You can examine the code that runs the folderbrowse class. It is also a subclass of userdialog.

Next up is the code that retrieves the files in a folder. It uses the sysfiletree function, one of more than 80 functions provided with ooRexx in its included RexxUtil package. RexxUtil functions allow scripts to perform operating system functions in an OS-independent manner:

  disp~SetTitle('PLEASE WAIT  ... Exploring 'folder '...')
  call sysfiletree folder||'*.*','files','FSL' /* file info-> files. stem*/

  disp~SetTitle('PLEASE WAIT  ... Sorting files ...')

                         /* files.0 holds number of files in files. stem */

  if files.0 > 1 then call SysStemSort 'files.','D',,,,20  /* Largest 1st*/

The sysfiletree function returns a set of filenames in an array. Rexx denotes arrays by compound variables: variable names that contain one or more embedded periods. The call to sysfiletree returns filenames into the files array. Refer to elements in the array as files.1, files.2, and so on. By convention, element files.0 contains the number of items in the array, so the final line in the previous example checks files.0 to verify that the array contains more than one element. If so, it invokes the RexxUtil SysStemSort function to sort the array elements by descending file size (referring to column 20 onward). Because ooRexx is a not a case-sensitive language, you can refer to the function as sysstemsort, SYSSTEMSORT, SysStemSort, or however you feel is most clear.

After retrieving and sorting the filenames, the next code block sets them up for display in a scrollable list box. The script uses the GetListControl method to get the list object and the advancedcontrol class methods InsertColumn and AddRow to populate it.

The last line in the run method invokes the method ShowDriveInfo. This method uses the RexxUtil sysdriveInfo function to retrieve space usage information. The method displays that information along with a graphical bar that shows remaining free space.

The last method to discuss is Delete.

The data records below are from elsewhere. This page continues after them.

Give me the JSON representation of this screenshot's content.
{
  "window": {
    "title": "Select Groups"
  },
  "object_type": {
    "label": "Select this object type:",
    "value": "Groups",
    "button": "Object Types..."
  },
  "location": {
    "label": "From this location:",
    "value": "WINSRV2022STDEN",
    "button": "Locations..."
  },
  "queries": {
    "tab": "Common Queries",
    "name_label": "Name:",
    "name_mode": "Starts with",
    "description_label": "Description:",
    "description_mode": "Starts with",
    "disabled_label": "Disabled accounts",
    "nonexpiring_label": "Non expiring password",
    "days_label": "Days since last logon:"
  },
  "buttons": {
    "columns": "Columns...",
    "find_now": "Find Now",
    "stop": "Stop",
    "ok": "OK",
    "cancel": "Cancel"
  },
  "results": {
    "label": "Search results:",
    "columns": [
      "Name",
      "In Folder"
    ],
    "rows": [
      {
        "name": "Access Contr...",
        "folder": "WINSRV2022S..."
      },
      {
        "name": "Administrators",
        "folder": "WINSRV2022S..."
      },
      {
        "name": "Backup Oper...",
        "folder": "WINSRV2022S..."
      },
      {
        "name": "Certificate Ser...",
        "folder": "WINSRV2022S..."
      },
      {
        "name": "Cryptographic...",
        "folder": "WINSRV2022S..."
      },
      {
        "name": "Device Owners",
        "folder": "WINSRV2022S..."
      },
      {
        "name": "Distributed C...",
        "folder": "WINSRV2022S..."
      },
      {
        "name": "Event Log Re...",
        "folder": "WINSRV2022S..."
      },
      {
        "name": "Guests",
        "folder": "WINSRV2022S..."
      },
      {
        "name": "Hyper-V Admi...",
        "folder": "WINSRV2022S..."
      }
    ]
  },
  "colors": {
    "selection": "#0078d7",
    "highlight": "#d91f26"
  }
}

It uses the GetListControl method of userdialog to get the list object and then other userdialog methods to manage the user's selection of files to delete. It calls the RexxUtil sysfiledelete function to delete files. After a deletion, it runs the ShowDriveInfo method to update the user's display.

Pages: 1, 2, 3

Next Pagearrow





Sponsored by: